INPUT RECORDS.
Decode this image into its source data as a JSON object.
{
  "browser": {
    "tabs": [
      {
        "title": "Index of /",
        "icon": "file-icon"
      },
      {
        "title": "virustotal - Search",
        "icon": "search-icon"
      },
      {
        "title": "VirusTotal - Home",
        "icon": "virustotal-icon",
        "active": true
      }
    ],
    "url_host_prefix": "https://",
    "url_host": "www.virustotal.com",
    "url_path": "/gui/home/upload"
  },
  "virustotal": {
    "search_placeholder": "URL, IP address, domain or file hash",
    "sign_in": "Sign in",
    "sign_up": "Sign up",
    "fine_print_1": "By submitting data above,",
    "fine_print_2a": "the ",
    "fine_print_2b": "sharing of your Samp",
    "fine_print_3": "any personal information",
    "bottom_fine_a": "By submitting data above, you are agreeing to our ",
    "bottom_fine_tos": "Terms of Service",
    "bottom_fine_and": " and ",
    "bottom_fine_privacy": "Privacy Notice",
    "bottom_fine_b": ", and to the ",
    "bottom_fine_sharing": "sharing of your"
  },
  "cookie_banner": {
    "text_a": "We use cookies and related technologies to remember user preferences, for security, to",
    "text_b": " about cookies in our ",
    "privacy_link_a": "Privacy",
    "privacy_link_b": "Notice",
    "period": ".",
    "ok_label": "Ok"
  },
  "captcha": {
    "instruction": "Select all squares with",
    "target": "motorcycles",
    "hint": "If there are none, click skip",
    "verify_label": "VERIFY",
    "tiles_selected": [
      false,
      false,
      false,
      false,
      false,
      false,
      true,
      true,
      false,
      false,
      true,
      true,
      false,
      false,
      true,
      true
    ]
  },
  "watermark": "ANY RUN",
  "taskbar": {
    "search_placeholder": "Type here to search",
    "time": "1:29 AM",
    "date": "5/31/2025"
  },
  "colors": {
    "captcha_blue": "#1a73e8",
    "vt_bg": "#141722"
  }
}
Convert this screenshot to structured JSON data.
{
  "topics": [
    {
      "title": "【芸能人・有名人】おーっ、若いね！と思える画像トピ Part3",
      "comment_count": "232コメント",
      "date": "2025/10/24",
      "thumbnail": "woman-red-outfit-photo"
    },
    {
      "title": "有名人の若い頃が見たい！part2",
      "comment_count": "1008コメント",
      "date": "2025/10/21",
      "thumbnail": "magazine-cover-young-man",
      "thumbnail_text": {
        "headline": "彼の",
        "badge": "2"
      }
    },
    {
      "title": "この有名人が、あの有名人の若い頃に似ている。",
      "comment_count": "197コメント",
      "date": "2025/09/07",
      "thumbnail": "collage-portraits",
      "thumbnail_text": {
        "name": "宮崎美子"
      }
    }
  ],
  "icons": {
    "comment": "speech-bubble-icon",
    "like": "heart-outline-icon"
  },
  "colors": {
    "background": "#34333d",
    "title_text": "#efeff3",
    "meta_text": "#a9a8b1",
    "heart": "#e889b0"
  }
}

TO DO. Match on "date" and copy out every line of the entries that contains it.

RESULT FOR THIS TASK.
    "date": "5/31/2025"
      "date": "2025/10/24",
      "date": "2025/10/21",
      "date": "2025/09/07",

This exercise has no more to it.